There, Henry Givray, Chairman and CEO of SmithBucklin, spoke on the topic of leadership and, specifically, the importance of transparency in decision making. The framework he uses to communicate decisions is simple:
1) I’ve made a decision and this is what it is.
2) I’m leaning toward a decision but want your input.
3) This decision is open to debate and I welcome your opinion.
This allows the team to respond accordingly.
1) Yes, I agree.
2) I don’t agree, but I can live with it.
3) I don’t agree, and I cannot live with it.
On its face, decision-making clarity and change management seem distinct topics. Yet adapted, Givray’s framework provides a formula law firm leaders can use to drive change in their organization.
There are decisions that require extensive debate among partnerships. What are our goals? What are the principles we all agree are non-negotiable in achieving those goals? Who do we trust to lead us toward accomplishing those goals?
These are important questions. Once the debate is closed and those decisions have been made, however, firm leadership needs to be able to move on and make decisions on behalf of the firm without debating every step.
Firm leaders need to be clear about how they are making their decisions. Some decisions will be open to debate. Others will not. So long as there is clarity about what type of decision it is, the partners will retain their individual right to agree or not.
Individual partners can then make their own decisions. Can they agree and, if not, can they live with it? If they cannot live with it, the individual partner needs to have an honest conversation with himself or herself as to whether they are in the right place.

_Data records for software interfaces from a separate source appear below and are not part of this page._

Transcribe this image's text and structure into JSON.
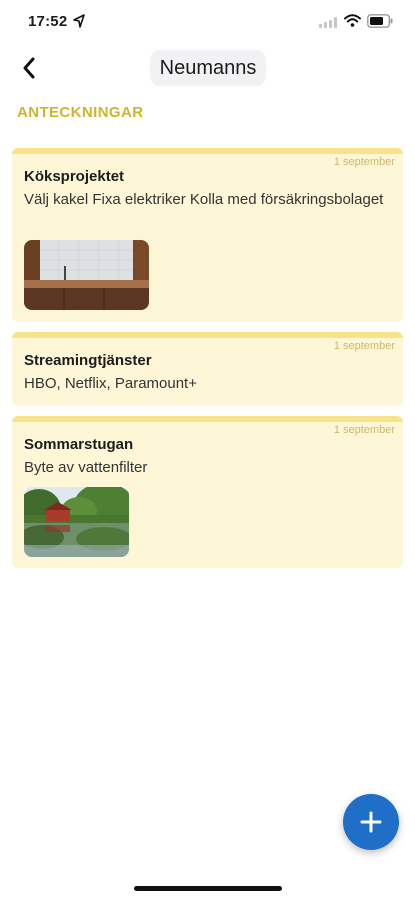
{
  "status_bar": {
    "time": "17:52",
    "icons": [
      "location-arrow-icon",
      "signal-icon",
      "wifi-icon",
      "battery-icon"
    ]
  },
  "header": {
    "back_icon": "chevron-left-icon",
    "title": "Neumanns"
  },
  "section": {
    "label": "ANTECKNINGAR"
  },
  "notes": [
    {
      "date": "1 september",
      "title": "Köksprojektet",
      "body": "Välj kakel Fixa elektriker Kolla med försäkringsbolaget",
      "image": "kitchen-photo"
    },
    {
      "date": "1 september",
      "title": "Streamingtjänster",
      "body": "HBO, Netflix, Paramount+"
    },
    {
      "date": "1 september",
      "title": "Sommarstugan",
      "body": "Byte av vattenfilter",
      "image": "lake-cottage-photo"
    }
  ],
  "fab": {
    "icon": "plus-icon"
  },
  "colors": {
    "accent": "#d1b42a",
    "card_background": "#fdf7d8",
    "card_stripe": "#f7e48a",
    "fab": "#1f6fc8"
  }
}
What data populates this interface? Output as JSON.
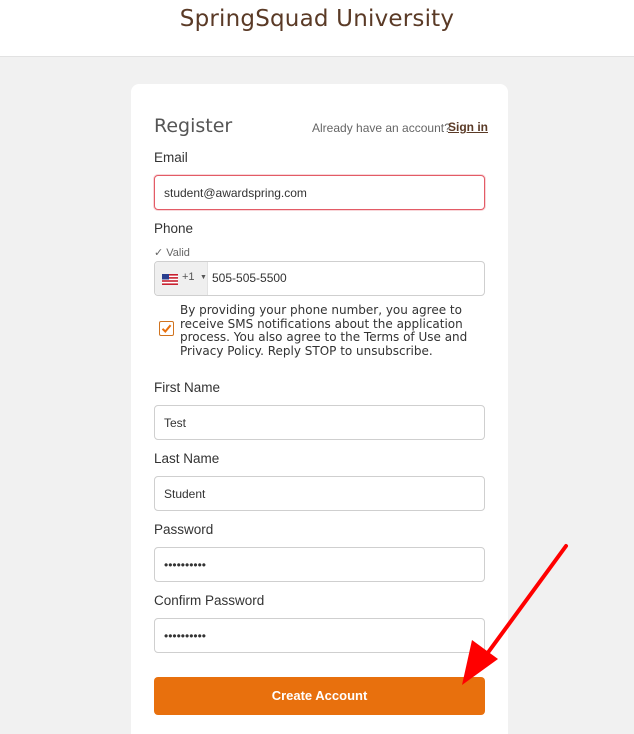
{
  "header": {
    "title": "SpringSquad University"
  },
  "form": {
    "title": "Register",
    "already_text": "Already have an account?",
    "signin_label": "Sign in",
    "email": {
      "label": "Email",
      "value": "student@awardspring.com"
    },
    "phone": {
      "label": "Phone",
      "status": "✓ Valid",
      "dial_code": "+1",
      "value": "505-505-5500",
      "country_icon": "us-flag-icon"
    },
    "sms_consent": {
      "checked": true,
      "text": "By providing your phone number, you agree to receive SMS notifications about the application process. You also agree to the Terms of Use and Privacy Policy. Reply STOP to unsubscribe."
    },
    "first_name": {
      "label": "First Name",
      "value": "Test"
    },
    "last_name": {
      "label": "Last Name",
      "value": "Student"
    },
    "password": {
      "label": "Password",
      "value": "••••••••••"
    },
    "confirm_password": {
      "label": "Confirm Password",
      "value": "••••••••••"
    },
    "submit_label": "Create Account"
  },
  "colors": {
    "brand": "#5a3a26",
    "accent": "#e8700d",
    "error": "#e35b66",
    "annotation_arrow": "#ff0000"
  }
}
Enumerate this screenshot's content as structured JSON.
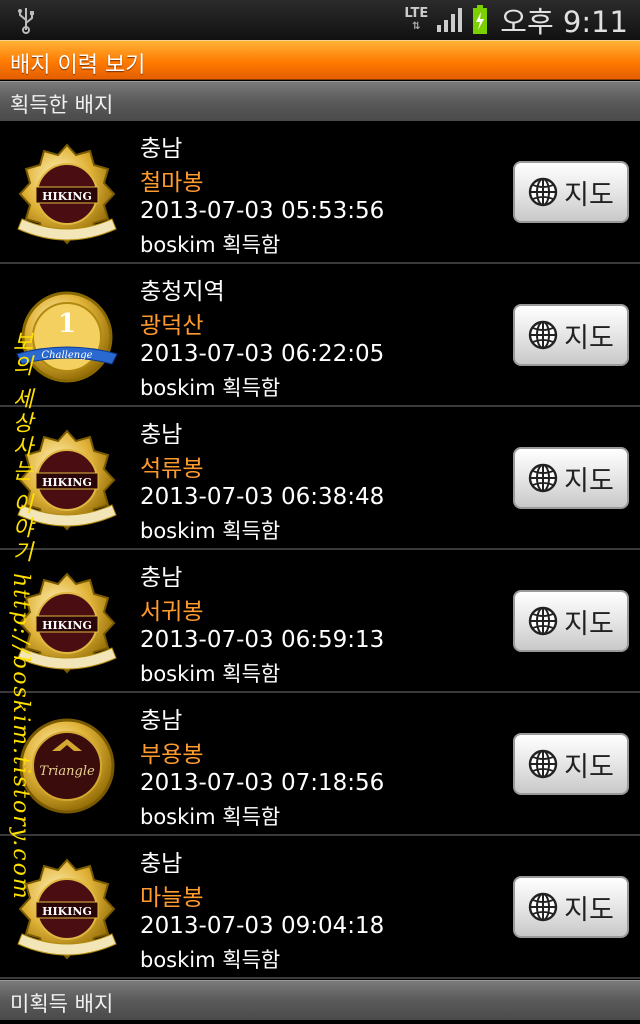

Law firm leaders can and should try to help partners who disagree and don’t feel they can live with the decision. You don’t want to lose good partners because they are struggling with change. Good leaders need to provide the guidance and will support. But that is a conversation distinct from decision making.